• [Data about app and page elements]
▬▬▬▬▬▬

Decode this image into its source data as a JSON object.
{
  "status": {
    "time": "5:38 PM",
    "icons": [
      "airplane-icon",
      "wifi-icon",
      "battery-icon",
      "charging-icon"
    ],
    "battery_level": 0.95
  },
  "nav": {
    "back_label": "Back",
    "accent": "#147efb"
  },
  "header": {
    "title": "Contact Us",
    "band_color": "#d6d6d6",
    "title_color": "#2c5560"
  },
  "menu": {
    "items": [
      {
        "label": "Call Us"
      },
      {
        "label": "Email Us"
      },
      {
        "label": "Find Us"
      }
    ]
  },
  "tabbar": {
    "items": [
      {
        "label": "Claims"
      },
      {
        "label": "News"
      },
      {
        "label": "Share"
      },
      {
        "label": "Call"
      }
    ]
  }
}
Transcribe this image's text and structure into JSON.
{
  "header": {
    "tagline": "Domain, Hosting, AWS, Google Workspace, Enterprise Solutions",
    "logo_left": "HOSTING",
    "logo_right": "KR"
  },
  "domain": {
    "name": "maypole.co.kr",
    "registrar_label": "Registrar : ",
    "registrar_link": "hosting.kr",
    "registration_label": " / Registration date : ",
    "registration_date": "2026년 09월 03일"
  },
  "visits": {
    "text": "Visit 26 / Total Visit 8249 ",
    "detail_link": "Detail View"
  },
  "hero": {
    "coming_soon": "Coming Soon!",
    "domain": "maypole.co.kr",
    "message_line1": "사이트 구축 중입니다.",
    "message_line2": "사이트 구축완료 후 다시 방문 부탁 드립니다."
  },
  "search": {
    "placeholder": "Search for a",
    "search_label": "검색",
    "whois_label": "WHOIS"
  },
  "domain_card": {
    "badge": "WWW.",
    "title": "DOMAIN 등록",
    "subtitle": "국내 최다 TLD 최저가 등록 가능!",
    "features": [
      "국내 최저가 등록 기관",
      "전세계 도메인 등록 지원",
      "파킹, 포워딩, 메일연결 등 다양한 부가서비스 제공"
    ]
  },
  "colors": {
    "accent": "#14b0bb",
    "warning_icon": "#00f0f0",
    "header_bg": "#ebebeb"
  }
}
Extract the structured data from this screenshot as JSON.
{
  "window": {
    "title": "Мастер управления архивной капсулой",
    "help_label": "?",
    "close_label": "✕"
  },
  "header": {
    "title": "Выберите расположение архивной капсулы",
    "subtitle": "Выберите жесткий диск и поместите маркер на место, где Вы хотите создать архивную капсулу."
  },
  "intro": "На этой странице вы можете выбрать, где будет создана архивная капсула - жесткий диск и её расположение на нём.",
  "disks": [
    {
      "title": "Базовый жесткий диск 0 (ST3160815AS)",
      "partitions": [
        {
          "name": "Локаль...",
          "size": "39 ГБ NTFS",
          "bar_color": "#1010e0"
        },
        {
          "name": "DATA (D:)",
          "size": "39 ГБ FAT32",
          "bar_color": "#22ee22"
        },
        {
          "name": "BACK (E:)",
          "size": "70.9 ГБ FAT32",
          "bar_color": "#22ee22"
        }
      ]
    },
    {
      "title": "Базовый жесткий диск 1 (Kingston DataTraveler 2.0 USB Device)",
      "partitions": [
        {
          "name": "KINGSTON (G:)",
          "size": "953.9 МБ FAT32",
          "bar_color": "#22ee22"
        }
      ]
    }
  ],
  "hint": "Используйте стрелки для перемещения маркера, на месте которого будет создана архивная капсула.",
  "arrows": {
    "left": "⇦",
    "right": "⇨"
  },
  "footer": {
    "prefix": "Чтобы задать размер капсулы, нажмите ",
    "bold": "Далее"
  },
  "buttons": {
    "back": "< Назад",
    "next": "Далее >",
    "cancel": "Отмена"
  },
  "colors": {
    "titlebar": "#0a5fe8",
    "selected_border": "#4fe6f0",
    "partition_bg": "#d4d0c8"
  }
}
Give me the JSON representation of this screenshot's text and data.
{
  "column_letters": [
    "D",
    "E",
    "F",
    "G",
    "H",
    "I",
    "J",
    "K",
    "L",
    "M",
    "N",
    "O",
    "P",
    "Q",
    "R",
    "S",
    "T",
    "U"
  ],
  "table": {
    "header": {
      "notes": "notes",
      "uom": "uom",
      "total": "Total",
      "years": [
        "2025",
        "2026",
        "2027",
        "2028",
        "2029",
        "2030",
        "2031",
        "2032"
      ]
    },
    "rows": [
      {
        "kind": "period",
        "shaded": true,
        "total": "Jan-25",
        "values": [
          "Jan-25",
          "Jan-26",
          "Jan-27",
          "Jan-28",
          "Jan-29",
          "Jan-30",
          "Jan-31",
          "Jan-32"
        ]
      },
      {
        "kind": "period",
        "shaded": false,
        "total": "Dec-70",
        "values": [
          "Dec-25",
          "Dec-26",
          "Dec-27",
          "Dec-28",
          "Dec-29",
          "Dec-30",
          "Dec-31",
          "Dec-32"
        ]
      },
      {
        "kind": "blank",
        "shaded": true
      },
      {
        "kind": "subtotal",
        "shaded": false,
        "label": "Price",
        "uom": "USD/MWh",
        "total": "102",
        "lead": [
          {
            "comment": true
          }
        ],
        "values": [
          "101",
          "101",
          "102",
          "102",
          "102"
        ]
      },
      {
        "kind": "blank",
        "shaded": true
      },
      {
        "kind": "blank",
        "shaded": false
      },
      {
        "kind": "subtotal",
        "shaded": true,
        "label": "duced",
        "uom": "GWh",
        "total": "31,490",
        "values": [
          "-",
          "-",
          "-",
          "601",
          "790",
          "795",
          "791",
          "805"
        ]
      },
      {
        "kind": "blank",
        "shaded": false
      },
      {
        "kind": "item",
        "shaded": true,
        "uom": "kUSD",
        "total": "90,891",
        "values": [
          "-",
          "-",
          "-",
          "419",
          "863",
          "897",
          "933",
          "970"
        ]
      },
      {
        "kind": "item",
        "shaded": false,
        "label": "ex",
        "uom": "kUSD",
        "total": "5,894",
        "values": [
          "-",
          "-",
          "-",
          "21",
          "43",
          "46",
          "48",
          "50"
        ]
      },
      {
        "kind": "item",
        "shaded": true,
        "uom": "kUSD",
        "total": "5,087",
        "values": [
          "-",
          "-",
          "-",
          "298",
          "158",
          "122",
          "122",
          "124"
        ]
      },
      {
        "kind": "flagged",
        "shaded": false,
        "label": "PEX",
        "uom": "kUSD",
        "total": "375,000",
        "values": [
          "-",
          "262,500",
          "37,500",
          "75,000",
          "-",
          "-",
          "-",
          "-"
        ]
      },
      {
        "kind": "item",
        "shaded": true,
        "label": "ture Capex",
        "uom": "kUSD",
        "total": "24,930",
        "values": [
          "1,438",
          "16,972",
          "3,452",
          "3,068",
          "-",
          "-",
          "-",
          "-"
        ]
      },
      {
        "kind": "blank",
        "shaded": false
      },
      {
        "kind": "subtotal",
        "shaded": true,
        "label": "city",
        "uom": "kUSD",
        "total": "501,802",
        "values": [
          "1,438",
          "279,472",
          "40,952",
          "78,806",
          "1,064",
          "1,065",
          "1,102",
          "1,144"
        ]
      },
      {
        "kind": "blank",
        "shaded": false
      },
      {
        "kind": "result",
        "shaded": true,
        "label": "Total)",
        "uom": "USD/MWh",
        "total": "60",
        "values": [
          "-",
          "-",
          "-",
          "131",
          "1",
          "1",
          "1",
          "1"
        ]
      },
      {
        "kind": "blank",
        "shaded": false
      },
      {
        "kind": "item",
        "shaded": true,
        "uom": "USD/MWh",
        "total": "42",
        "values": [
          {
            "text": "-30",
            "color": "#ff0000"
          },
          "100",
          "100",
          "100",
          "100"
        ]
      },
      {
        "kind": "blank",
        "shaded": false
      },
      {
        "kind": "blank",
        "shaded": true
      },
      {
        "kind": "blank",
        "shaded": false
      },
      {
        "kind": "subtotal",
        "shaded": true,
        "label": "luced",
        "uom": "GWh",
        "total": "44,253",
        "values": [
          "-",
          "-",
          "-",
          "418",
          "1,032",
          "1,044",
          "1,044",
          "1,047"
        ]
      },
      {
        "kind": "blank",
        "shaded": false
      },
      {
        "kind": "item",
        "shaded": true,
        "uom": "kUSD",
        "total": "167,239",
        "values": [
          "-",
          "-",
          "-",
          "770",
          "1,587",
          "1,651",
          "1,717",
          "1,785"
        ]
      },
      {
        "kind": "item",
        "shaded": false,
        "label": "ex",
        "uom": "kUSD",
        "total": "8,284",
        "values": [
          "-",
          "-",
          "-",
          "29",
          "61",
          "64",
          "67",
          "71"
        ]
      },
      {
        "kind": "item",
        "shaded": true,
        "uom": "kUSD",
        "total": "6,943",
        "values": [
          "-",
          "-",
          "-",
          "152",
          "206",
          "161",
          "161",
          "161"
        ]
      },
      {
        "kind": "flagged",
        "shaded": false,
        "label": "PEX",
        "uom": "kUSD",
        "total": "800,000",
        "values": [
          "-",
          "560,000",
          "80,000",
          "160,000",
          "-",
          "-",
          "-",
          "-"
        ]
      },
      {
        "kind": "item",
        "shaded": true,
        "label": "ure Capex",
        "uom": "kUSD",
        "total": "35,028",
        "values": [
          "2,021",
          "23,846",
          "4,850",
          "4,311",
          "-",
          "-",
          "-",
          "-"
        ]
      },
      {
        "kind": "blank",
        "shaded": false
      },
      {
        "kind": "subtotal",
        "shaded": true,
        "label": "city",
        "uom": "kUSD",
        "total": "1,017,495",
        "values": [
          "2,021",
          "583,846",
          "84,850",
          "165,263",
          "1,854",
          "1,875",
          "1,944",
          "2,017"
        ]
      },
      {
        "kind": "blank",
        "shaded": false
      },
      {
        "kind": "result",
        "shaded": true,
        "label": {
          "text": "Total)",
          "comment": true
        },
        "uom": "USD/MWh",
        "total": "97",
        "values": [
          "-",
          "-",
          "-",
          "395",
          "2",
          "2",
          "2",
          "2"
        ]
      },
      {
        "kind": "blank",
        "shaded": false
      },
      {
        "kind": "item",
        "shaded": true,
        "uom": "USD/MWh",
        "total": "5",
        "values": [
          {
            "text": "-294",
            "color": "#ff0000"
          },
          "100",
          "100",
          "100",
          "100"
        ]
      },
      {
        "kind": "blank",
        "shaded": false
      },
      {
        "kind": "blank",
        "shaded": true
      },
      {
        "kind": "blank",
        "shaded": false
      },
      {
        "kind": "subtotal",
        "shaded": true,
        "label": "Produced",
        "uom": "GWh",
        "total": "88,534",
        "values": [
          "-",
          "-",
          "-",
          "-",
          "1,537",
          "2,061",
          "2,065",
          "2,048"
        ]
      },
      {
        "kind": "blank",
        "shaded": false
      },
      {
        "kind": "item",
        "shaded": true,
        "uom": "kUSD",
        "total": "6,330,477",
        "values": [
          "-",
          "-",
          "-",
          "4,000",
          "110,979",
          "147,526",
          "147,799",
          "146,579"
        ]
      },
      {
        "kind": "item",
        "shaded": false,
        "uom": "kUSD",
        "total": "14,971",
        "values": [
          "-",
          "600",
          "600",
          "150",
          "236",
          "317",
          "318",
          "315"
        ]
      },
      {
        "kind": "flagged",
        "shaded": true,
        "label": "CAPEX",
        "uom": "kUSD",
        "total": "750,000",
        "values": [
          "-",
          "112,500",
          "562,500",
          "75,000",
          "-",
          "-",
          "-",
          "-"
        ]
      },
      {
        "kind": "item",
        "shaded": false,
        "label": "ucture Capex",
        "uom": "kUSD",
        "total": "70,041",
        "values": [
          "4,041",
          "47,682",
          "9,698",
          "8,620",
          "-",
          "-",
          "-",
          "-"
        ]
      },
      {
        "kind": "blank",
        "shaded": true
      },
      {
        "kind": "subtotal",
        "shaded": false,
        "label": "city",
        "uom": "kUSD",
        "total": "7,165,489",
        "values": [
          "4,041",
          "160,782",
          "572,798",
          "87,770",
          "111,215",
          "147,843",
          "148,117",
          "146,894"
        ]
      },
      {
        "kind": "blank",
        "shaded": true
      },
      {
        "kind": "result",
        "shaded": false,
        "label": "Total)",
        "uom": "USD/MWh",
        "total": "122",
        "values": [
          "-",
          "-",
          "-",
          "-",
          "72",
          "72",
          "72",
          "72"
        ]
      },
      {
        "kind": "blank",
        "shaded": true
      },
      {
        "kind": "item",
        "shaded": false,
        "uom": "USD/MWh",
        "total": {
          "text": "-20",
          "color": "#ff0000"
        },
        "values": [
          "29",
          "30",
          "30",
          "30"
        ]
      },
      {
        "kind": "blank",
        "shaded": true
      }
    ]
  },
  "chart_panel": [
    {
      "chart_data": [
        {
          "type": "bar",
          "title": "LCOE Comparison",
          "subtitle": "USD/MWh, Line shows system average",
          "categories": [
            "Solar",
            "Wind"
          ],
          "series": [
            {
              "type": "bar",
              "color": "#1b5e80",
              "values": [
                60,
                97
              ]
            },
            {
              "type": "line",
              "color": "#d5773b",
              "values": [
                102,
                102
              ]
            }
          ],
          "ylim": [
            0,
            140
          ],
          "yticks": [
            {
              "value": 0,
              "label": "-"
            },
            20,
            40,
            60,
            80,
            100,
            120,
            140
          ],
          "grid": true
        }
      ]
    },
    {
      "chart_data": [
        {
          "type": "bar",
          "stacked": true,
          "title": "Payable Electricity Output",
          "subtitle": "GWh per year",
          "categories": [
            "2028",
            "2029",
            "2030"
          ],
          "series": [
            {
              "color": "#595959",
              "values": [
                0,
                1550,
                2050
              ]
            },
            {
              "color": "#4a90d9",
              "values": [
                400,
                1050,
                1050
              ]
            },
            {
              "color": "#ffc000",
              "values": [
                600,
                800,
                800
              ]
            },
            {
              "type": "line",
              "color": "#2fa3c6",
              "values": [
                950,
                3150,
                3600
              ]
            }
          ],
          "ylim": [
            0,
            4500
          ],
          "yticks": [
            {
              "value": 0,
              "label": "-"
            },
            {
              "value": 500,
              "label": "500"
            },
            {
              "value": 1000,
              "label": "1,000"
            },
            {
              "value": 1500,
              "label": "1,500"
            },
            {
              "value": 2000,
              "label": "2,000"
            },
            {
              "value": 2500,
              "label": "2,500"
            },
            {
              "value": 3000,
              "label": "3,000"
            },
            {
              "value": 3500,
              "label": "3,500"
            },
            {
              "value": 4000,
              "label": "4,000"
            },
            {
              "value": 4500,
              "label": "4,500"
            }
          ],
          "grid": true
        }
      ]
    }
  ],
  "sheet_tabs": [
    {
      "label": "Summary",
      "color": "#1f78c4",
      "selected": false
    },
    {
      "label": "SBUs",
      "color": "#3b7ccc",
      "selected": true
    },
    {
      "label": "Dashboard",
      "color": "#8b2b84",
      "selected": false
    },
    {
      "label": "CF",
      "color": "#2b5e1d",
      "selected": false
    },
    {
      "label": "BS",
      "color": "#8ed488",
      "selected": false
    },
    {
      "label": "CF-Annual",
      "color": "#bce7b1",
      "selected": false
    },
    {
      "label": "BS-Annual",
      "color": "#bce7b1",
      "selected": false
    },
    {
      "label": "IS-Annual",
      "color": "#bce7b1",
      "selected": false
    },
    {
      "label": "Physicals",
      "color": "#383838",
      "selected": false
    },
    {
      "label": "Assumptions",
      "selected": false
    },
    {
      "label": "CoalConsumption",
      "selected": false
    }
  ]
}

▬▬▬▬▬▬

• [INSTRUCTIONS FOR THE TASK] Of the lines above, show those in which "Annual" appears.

• [WRITTEN ANSWER]
      "label": "CF-Annual",
      "label": "BS-Annual",
      "label": "IS-Annual",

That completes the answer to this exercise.